On Monday, October 4, we visited an apartment in the Old City. The apartment was one of eight apartments in one building occupied by Palestinian families. One night in July, occupants from 7 of the eight apartments attended a wedding. When they returned home at 3 a.m., they found that Israeli settlers had moved into their homes while they were at the wedding. Only one apartment remains occupied by its Palestinian owner. The settlers are protected by the IDF, the police – who have erected police barriers in the apartment courtyard, and private security guards. The Palestinians whose home were seized, sat in the street outside the house for several days and were accompanied on several occasions by the current EA's, in protest of the actions of the Israeli settlers. Although the Palestinians have obtained several court rulings that the Jewish settlers improperly seized their home, the Palestinians have so far not been able to have the Jewish settlers evicted.
On the afternoon of October 4, we visited the Palestinian family who was home at the time of the seizure. In order to visit the family, one of the children had to ask the settlers and the private security guard if it was okay if his family had visitors. While the settlers agreed to allow us to come in, we were told that we were not allowed to take pictures. The family that lives there has to have someone in the house at all times in order to avoid having their apartment seized as well. During our visit, the owner explained that over the last few days, in the evening, the settlers attempted to take his furniture out of his house and put it in the street. This means that they entered his home, without permission, grabbed his furniture without permission and attempted to set it on the street. His Palestinian neighbors prevented this effort from occurring. As a result of hearing this story we returned that evening around 8:45 just to provide a presence in the street if another attempt was made to take the furniture.

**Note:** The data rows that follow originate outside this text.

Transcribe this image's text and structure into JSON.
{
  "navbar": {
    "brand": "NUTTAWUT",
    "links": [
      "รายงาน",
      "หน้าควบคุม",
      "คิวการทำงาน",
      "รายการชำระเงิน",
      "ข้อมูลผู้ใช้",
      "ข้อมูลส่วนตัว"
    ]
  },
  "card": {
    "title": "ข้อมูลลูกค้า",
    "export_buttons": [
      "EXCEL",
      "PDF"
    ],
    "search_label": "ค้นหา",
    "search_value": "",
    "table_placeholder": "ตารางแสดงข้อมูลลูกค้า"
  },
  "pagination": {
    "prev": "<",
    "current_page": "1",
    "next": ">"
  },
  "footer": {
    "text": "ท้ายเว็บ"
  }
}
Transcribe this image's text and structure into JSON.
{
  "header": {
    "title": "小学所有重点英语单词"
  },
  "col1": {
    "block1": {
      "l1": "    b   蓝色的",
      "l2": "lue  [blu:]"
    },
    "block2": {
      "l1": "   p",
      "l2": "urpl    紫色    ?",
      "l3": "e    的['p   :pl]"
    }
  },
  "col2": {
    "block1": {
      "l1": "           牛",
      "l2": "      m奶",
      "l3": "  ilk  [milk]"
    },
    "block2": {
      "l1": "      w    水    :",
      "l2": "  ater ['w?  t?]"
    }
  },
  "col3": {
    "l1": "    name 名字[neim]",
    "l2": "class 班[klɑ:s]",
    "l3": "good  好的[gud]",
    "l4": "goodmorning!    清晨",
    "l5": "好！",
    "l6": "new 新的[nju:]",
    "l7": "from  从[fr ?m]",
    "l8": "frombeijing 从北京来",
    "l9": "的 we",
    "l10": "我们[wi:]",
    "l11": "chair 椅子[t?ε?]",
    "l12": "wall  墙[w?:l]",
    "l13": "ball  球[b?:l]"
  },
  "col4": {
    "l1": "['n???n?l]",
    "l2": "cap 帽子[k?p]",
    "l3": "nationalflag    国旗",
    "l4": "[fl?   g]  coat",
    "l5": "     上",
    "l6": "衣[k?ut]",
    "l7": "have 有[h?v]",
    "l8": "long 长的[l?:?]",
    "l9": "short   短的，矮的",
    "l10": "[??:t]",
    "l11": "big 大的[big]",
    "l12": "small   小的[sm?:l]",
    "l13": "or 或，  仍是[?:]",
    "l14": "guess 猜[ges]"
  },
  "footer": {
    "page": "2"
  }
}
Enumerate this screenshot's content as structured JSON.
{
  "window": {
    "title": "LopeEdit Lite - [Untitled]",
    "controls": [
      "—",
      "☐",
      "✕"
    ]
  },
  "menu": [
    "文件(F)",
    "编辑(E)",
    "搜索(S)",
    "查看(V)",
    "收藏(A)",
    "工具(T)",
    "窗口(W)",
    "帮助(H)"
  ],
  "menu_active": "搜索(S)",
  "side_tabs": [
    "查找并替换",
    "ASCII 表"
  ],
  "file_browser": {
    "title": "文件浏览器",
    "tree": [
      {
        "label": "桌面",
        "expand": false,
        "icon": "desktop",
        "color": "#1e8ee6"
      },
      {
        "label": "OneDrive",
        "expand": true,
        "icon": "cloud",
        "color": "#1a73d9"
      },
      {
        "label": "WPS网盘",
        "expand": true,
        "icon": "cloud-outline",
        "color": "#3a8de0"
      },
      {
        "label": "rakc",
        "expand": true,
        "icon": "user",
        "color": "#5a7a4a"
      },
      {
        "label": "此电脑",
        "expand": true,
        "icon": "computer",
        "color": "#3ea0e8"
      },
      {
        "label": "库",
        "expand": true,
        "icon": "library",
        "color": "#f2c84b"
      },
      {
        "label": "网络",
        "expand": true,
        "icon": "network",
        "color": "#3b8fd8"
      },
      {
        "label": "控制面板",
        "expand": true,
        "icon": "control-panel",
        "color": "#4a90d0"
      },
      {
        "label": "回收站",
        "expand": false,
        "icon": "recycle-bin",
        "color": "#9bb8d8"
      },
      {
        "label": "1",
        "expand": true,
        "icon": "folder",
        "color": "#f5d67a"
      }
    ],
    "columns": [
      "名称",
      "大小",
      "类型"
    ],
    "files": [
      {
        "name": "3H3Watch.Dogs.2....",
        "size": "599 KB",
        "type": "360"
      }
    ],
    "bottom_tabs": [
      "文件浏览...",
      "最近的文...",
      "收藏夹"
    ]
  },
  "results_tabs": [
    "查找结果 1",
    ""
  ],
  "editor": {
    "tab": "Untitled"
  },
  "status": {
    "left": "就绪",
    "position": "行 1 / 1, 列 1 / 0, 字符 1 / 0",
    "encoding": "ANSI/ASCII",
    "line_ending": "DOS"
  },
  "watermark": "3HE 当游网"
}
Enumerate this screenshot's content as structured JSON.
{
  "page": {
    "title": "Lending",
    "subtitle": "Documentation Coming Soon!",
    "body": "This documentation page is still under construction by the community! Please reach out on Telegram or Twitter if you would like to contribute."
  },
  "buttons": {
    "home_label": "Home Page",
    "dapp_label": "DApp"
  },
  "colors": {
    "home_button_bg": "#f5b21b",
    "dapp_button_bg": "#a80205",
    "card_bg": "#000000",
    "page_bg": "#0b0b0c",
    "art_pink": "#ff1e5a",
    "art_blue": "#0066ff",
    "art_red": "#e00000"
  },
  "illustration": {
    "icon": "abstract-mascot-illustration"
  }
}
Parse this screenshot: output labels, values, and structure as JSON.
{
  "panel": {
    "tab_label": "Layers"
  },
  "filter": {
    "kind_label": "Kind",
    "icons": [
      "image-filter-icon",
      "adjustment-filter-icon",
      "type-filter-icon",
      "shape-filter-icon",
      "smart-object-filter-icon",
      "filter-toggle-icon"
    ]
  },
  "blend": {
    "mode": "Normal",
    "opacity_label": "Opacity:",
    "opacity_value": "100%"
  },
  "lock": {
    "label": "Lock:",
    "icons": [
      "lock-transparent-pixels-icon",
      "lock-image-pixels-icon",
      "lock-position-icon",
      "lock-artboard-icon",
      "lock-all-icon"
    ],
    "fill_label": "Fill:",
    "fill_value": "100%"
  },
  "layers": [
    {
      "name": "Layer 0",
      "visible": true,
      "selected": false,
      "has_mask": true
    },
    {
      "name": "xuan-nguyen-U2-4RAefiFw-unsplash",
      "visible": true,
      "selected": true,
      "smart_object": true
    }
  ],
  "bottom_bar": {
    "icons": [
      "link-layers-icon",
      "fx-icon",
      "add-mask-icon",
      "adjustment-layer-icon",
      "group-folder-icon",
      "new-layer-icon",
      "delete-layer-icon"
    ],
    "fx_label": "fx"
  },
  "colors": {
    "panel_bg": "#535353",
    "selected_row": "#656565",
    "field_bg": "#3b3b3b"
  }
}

Fortunately, no effort was made to seize the belongings of this family. The settlers across the street, however, were quite disturbed. They shouted down from the roof top, asking who we were, why were we in the street, did we want something, were we lost, and did we need help? When it became apparent that nothing was going to happen we decided to go back home. The last two nights we have returned to continue to provide a protective presence. Fortunately, so far nothing has happened.